These are very difficult words to read, and this is a painful history to examine. Our history textbooks rarely convey the extent of the horror. To feel it in your gut is to be a witness now to the crucifixion. And to witness the crucifixion is to learn to recognize the voice of Christ accusing us, any time we are silent when we should prophetically speak out, as He accused St. Paul on the road to Damascus: “Saul, Saul, why do you persecute me?” (Acts 9:4). As Christians were a persecuted minority then, blacks make up less than 14% of the U.S. population now and have always been vulnerable to, and often subjected to, persecution. If not out of pure humanitarianism, white Christians at very least should recognize Christ in black flesh, and recognize that our history in America has been a lot of “looking out… for [our] own interests,” (I write here as a white Christian). We must continue to listen to St. Paul, the Word of God, and our black brothers and sisters, all asking us to look out “not for [our] own interests, but also for those of others.” This is what is means to be the Body of Christ. Black and white Christians, together with people of every background that make up the American mosaic, working together for justice and peace, brotherhood and sisterhood. Together, we have made great strides in the past. The work is not finished though. United, and with deep love for one another regardless of race, we can continue to advance the cause of “liberty and justice for all.”

[1] Cone, James H. The Cross and the Lynching Tree. (Maryknoll, NY: Orbis Books, 2011), pp. xiv-xv.

[2] Cone, 9.

Credit for the African Pieta image: Patrice THEBAULT/CIRIC

  • John D Peirce
    Posted at 09:14h, 02 October

    Maybe loosing interest is the real crime. I wonder if any police have ever done prison time for the murder or wrongful death of an unarmed black person. The public is occassionally outraged, but we loose interest through the legal process.

    • Kevin Dowd
      Posted at 09:20h, 02 October

      You may be onto something. I remember learning that love has two opposites: hate and apathy. But how do we stir one another out of complacency?

  • Angela
    Posted at 08:17h, 05 October

    That is a good point. I think the only way to fight complacency is to pray for the grace to become the people God intended for us to be; practicing radical forgiveness, radical charity, and radical love.

  • Marion Collins
    Posted at 19:27h, 06 October

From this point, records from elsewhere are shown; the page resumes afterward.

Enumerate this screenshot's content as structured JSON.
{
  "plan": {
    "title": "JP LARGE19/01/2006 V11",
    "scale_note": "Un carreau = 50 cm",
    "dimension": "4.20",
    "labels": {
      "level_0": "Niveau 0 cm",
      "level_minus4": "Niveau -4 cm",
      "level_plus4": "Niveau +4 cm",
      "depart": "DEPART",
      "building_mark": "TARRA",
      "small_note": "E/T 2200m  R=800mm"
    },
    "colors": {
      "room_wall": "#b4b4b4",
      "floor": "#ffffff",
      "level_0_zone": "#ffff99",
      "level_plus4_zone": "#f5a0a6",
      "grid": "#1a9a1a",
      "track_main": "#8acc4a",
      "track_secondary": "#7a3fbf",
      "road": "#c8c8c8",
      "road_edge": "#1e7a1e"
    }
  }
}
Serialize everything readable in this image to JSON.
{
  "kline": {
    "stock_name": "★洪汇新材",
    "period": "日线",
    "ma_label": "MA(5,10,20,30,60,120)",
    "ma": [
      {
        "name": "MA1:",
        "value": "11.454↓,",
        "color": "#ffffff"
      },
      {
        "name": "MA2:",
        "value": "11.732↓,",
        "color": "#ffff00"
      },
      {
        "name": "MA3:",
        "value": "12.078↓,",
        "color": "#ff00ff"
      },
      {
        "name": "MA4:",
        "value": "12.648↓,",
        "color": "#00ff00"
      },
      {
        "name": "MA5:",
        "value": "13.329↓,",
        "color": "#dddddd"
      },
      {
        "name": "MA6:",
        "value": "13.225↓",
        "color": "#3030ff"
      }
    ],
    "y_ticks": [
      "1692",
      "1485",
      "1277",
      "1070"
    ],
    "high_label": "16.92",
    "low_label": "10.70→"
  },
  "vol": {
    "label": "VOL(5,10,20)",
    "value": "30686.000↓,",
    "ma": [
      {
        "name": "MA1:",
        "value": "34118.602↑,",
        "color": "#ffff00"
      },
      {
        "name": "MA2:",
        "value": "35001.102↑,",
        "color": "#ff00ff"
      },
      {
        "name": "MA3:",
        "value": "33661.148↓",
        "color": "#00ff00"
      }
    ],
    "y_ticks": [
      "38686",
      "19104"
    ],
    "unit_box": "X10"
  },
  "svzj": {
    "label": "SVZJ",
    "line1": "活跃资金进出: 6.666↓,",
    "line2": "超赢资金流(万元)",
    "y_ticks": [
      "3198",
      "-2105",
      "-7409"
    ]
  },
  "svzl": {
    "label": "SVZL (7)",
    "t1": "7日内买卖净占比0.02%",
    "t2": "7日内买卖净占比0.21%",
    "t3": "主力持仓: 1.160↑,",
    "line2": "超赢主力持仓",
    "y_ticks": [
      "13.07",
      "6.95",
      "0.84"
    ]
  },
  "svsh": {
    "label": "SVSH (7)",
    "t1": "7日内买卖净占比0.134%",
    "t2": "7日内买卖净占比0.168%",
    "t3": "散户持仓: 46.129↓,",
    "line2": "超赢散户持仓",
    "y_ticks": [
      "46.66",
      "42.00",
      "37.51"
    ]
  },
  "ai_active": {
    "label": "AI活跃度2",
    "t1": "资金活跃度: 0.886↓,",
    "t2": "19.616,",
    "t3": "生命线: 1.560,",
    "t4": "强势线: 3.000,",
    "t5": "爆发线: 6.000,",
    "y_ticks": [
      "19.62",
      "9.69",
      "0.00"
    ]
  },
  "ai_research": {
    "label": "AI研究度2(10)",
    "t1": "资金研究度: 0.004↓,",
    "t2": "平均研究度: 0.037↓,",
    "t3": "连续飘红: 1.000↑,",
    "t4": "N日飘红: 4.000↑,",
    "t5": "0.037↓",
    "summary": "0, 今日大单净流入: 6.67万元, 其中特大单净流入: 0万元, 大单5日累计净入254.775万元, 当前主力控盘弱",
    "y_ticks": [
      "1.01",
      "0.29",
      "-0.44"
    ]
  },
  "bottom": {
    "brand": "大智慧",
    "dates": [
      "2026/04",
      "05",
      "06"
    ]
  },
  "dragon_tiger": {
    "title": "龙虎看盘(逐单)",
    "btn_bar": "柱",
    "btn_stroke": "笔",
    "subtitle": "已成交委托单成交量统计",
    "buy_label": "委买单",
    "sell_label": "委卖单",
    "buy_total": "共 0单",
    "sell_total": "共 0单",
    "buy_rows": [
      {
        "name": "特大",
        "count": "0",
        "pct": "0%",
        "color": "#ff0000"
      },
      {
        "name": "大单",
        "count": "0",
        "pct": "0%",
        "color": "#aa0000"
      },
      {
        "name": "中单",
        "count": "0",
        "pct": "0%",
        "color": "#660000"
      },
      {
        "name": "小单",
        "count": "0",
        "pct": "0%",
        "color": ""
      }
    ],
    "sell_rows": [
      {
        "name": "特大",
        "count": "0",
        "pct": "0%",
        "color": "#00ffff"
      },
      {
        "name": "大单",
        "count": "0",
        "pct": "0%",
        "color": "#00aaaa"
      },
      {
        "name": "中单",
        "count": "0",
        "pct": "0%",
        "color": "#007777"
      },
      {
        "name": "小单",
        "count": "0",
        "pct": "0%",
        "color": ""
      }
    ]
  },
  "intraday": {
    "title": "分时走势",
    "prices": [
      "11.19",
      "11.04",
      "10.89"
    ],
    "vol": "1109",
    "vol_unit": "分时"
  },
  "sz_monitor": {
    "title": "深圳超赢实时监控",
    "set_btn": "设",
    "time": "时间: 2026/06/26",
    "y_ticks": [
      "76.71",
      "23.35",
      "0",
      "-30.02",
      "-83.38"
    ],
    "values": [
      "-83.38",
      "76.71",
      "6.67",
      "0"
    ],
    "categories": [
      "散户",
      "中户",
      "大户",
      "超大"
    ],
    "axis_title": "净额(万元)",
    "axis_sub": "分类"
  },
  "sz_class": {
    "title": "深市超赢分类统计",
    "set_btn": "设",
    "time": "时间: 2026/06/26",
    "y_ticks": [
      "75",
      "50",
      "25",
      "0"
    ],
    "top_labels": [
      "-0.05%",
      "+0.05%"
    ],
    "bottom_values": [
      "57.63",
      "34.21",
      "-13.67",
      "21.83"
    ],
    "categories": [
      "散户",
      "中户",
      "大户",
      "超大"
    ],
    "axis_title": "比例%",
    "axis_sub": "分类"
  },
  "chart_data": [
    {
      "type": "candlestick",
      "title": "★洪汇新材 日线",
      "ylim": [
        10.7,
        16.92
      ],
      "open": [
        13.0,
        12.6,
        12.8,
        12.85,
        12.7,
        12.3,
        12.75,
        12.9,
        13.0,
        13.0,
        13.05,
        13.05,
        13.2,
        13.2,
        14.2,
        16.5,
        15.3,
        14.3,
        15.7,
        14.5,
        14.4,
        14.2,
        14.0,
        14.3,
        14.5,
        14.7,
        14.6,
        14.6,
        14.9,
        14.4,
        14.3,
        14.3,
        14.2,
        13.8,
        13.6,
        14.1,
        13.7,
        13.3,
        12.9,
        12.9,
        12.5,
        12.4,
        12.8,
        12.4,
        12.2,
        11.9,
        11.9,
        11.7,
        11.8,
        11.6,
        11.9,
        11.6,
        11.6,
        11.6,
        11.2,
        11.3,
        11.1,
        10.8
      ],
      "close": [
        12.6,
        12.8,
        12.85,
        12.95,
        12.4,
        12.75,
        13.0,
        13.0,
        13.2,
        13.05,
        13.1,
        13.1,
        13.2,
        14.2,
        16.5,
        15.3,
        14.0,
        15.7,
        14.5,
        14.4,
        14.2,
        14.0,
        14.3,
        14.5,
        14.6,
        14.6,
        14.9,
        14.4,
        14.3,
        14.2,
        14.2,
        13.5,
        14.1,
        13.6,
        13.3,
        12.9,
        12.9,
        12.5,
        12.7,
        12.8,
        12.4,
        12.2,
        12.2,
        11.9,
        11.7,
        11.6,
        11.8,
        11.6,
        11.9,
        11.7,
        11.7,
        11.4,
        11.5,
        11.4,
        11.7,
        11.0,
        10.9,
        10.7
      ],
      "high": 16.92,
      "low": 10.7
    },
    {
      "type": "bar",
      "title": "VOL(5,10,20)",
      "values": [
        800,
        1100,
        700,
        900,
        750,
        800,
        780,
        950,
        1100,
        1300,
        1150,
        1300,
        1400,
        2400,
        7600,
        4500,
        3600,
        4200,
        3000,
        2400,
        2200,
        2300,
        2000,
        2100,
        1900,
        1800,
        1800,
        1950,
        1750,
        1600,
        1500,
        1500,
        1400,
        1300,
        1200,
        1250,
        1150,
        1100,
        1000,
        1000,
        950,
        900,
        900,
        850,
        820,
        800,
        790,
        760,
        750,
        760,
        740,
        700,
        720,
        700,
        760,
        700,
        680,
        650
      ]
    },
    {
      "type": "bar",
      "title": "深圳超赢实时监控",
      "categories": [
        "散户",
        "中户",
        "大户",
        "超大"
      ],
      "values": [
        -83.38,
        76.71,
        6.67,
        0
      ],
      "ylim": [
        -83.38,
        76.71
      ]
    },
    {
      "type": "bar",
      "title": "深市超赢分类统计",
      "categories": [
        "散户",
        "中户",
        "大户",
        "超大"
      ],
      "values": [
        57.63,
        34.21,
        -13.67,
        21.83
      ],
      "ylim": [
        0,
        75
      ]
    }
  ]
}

    Kevin, you deserve so much credit for speaking out about an issue that has currently become so prevalent and vicious in America. The treatment of Black Americans needs to be seen and heard if we are ever to live in Peace.
    Your opening theme picture portrays a woman in chains, about to be tortured and murdered in the horrific lynchings of our History. I am glad that you exposed the Black Experience with the overriding issue of White Supremacy. You even courageously exposed the actual atrocities of the lynchings, the torture that proceeded them and the carnival type atmosphere of celebration including women and children taking part!
    We are indeed guilty of ignoring the crosses of our black brothers and sisters and in doing so we do not see the cross that reminds us of Jesus on the Cross and His Presence in our lives.
    In Haiti, I once saw a very large Cross with a Black Jesus and that image will always be with me as will your beautiful Black Pieta.
    As you stated, we tend to wear a Cross but do not look at its’s true meaning, calling to mind the torture, pain and suffering of Jesus. He died for us, surely we can speak out for Him in our treatment of our Black brothers and sisters with respect and the justice they deserve.
    Kevin, I particularly like your image of “American Mosaic”, All People , Black, White, Asian and Latino working together to create “LIberty and Justice for ALL”.

    My fervent hope and prayer is that of Maya Angelou that you quoted: “that History faced with courage need not be lived again”!

    You also do a wonderful job of weaving the Scriptures of the day into the lesson you proclaim!

    Bayard-thank you for publishing a blog that calls us all to true reflection and action in today’s America!